Manigault was also not necessarily a supporter of Trump's presidential campaign from day one. According to the Daily Beast, in 2015, Manigault — then still a Democrat — defended Trump against claims of racism and misogyny, but ultimately said she wasn't sure if she'd cast her ballot for him were he to win the Republican nomination.
"It comes with so much weight," Manigault told the website. "This is the most important position in the world!"
Her reality show credits goes beyond 'The Apprentice'
Manigault is best known for her time on The Apprentice, on which she competed in both season one and in a later season of Celebrity Apprentice. She was ultimately fired by Trump both times.
But her reality show persona — which earned her the top spot on TV Guide's 2008 list of best reality show villains — led Manigault to a variety of other reality show appearances, including stints on The Surreal Life, Battle of the Network Reality Stars, and I Love New York.
Most notably, however, Manigault also reunited with Trump for another reality show: The Ultimate Merger. The 2010 show, which aired on the network TV One, was a Bachelorette-style competition in which men competed for Manigault's affections.
In the end, however, Manigault ultimately chose no one, as the TV star was in a relationship with late actor Michael Clark Duncan and the final man standing, Ray Lavender, was not yet divorced.
She's an ordained Baptist minister
According to Manigault's official website, she currently serves as Assistant Pastor of Weller Street Missionary Baptist Church in Los Angeles and also founded the ASK (Ask, Seek, Knock) Missionary Organization.

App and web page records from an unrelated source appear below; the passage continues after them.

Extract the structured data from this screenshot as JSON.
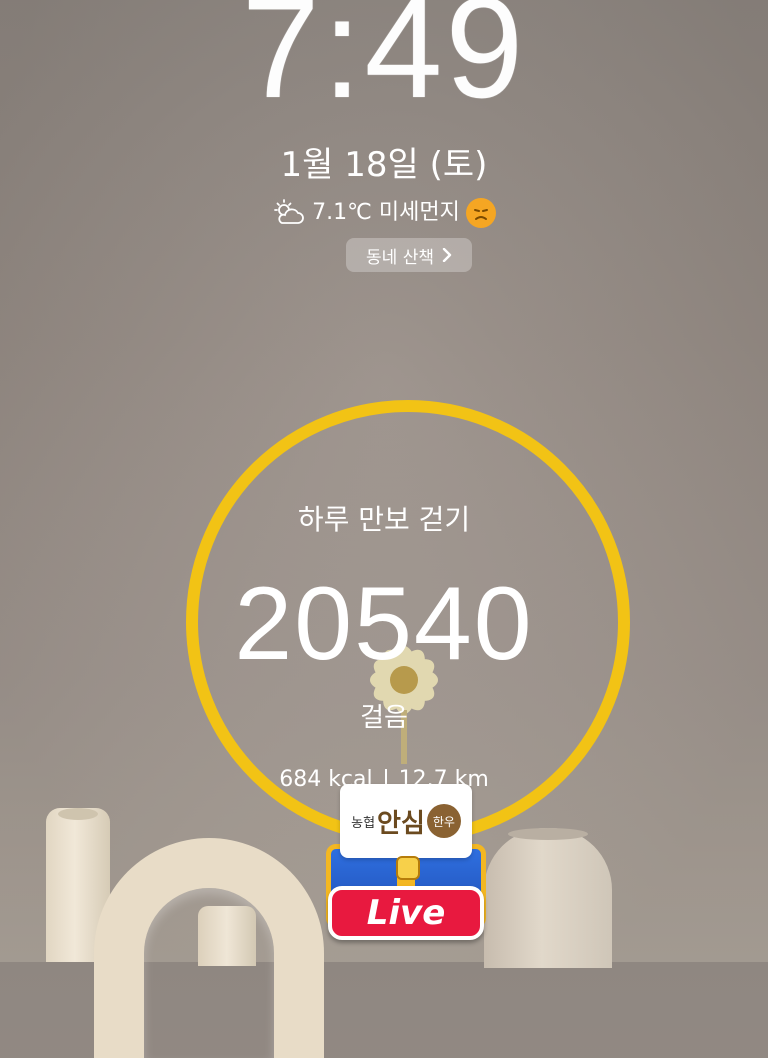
{
  "lockscreen": {
    "time": "7:49",
    "date": "1월 18일 (토)",
    "weather": {
      "icon": "partly-cloudy-sun-icon",
      "text": "7.1℃ 미세먼지",
      "dust_icon": "bad-face-icon",
      "dust_color": "#f5a623"
    },
    "chip": {
      "label": "동네 산책",
      "icon": "chevron-right-icon"
    }
  },
  "steps_widget": {
    "title": "하루 만보 걷기",
    "count": "20540",
    "unit": "걸음",
    "calories": "684 kcal",
    "distance": "12.7 km",
    "ring_color": "#f2c315"
  },
  "live_badge": {
    "brand_prefix": "농협",
    "brand_main": "안심",
    "brand_suffix": "한우",
    "label": "Live",
    "label_color": "#e8193f"
  }
}
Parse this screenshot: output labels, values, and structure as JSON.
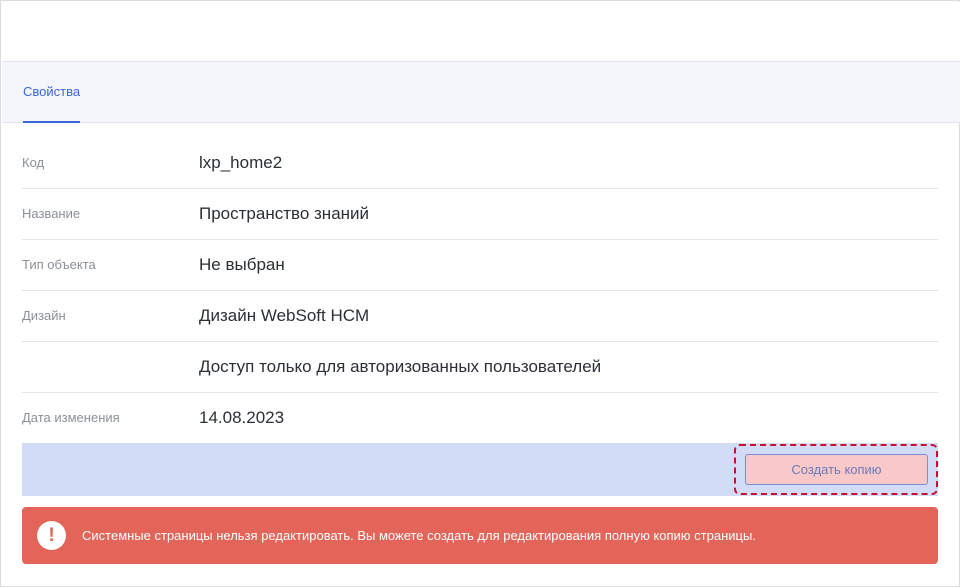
{
  "tabs": [
    {
      "label": "Свойства",
      "active": true
    }
  ],
  "properties": [
    {
      "label": "Код",
      "value": "lxp_home2"
    },
    {
      "label": "Название",
      "value": "Пространство знаний"
    },
    {
      "label": "Тип объекта",
      "value": "Не выбран"
    },
    {
      "label": "Дизайн",
      "value": "Дизайн WebSoft HCM"
    },
    {
      "label": "",
      "value": "Доступ только для авторизованных пользователей"
    },
    {
      "label": "Дата изменения",
      "value": "14.08.2023"
    }
  ],
  "actions": {
    "copy_label": "Создать копию"
  },
  "alert": {
    "icon": "exclamation-icon",
    "glyph": "!",
    "text": "Системные страницы нельзя редактировать. Вы можете создать для редактирования полную копию страницы."
  },
  "colors": {
    "accent": "#3a66d6",
    "alert_bg": "#e3655a",
    "actionbar_bg": "#d2dcf7",
    "copy_button_bg": "#f9c9c9",
    "highlight_outline": "#c8102e"
  }
}
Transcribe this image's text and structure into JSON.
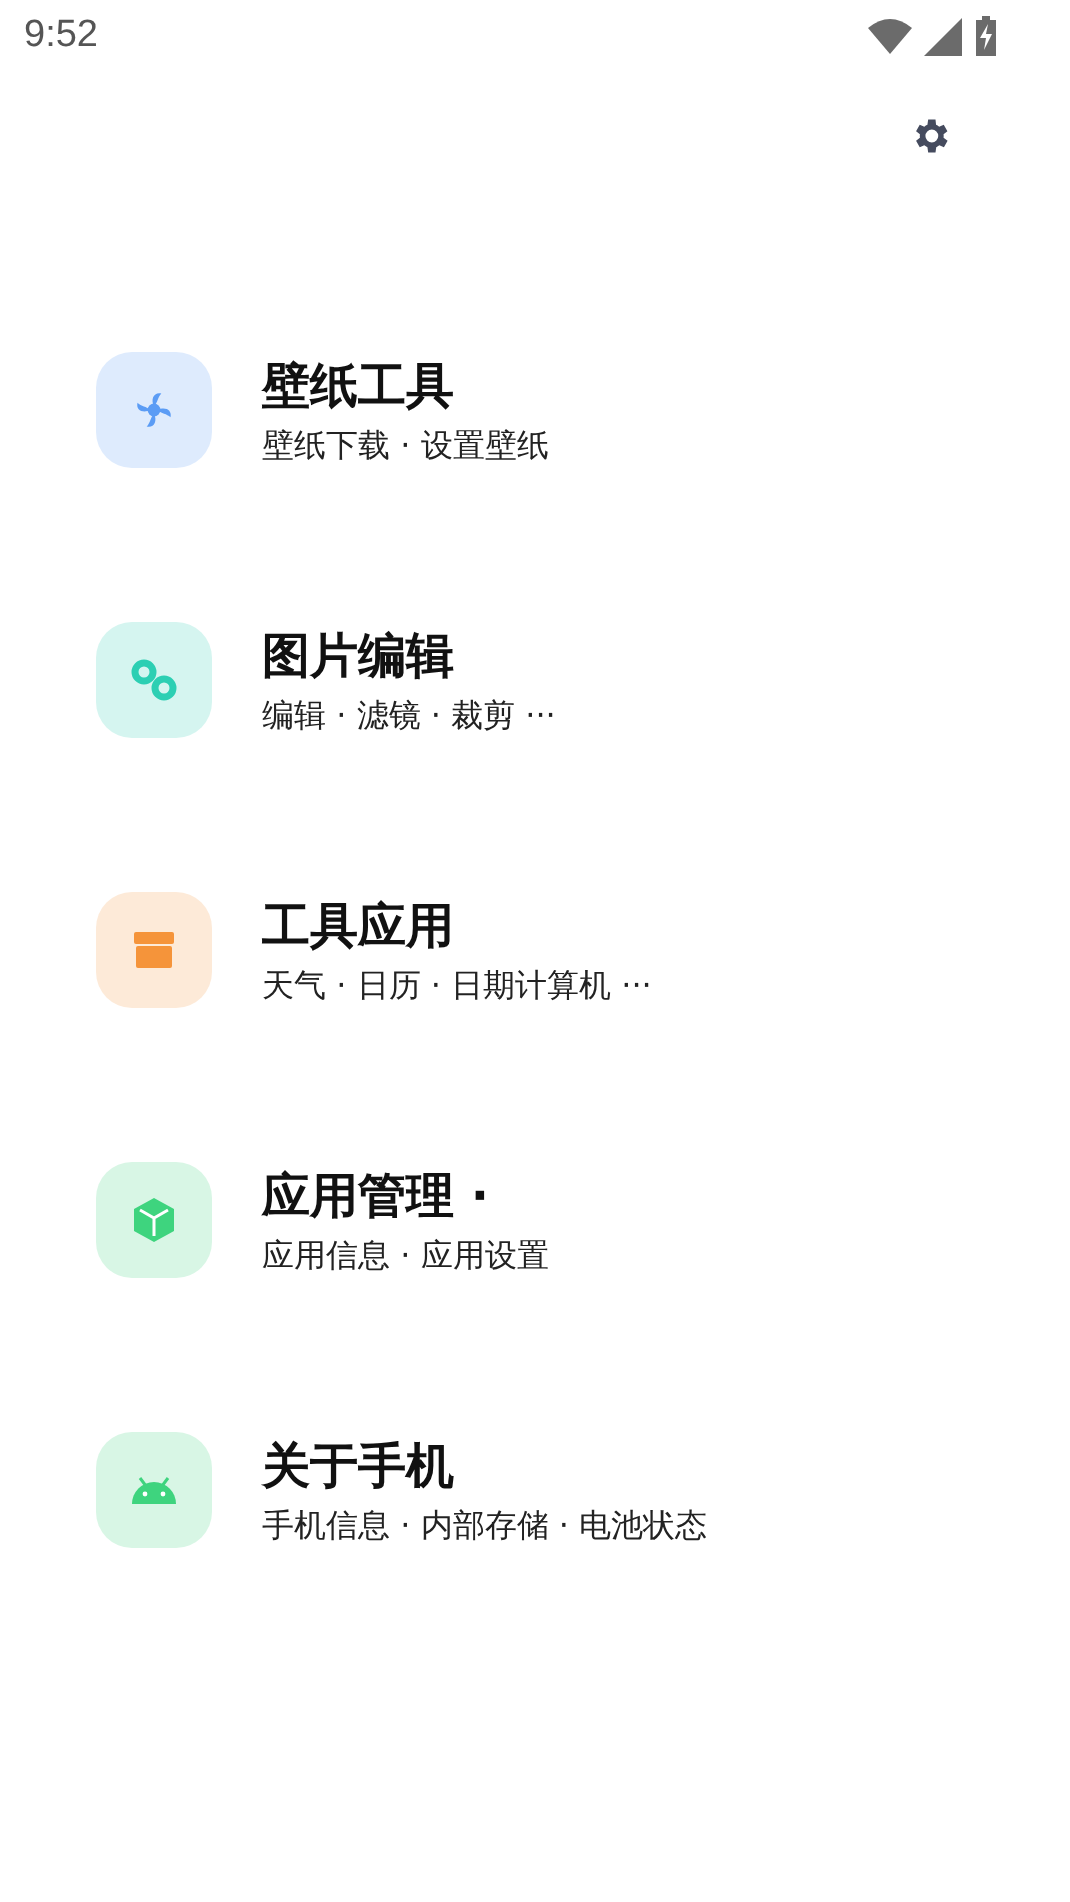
{
  "status_bar": {
    "time": "9:52"
  },
  "items": [
    {
      "kind": "fan",
      "color": "#5b9cf5",
      "title": "壁纸工具",
      "subtitle": "壁纸下载 · 设置壁纸"
    },
    {
      "kind": "gears",
      "color": "#2ccfb3",
      "title": "图片编辑",
      "subtitle": "编辑 · 滤镜 · 裁剪 ···"
    },
    {
      "kind": "box",
      "color": "#f5943a",
      "title": "工具应用",
      "subtitle": "天气 · 日历 · 日期计算机 ···"
    },
    {
      "kind": "cube",
      "color": "#3ed47e",
      "title": "应用管理 ·",
      "subtitle": "应用信息 · 应用设置"
    },
    {
      "kind": "android",
      "color": "#3ed47e",
      "title": "关于手机",
      "subtitle": "手机信息 · 内部存储 · 电池状态"
    }
  ]
}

In a 2013 interview with Oprah Winfrey, Manigault said she was inspired to become a minister while spending time with a young girl dying of AIDS in a West African orphanage.
"It was at that moment, looking into the face, in the eyes of this dying child that I received my call to ministry," Manigault said. "Upon returning to the United States, I put reality television on hold. I put everything on hold and returned to seminary full-time."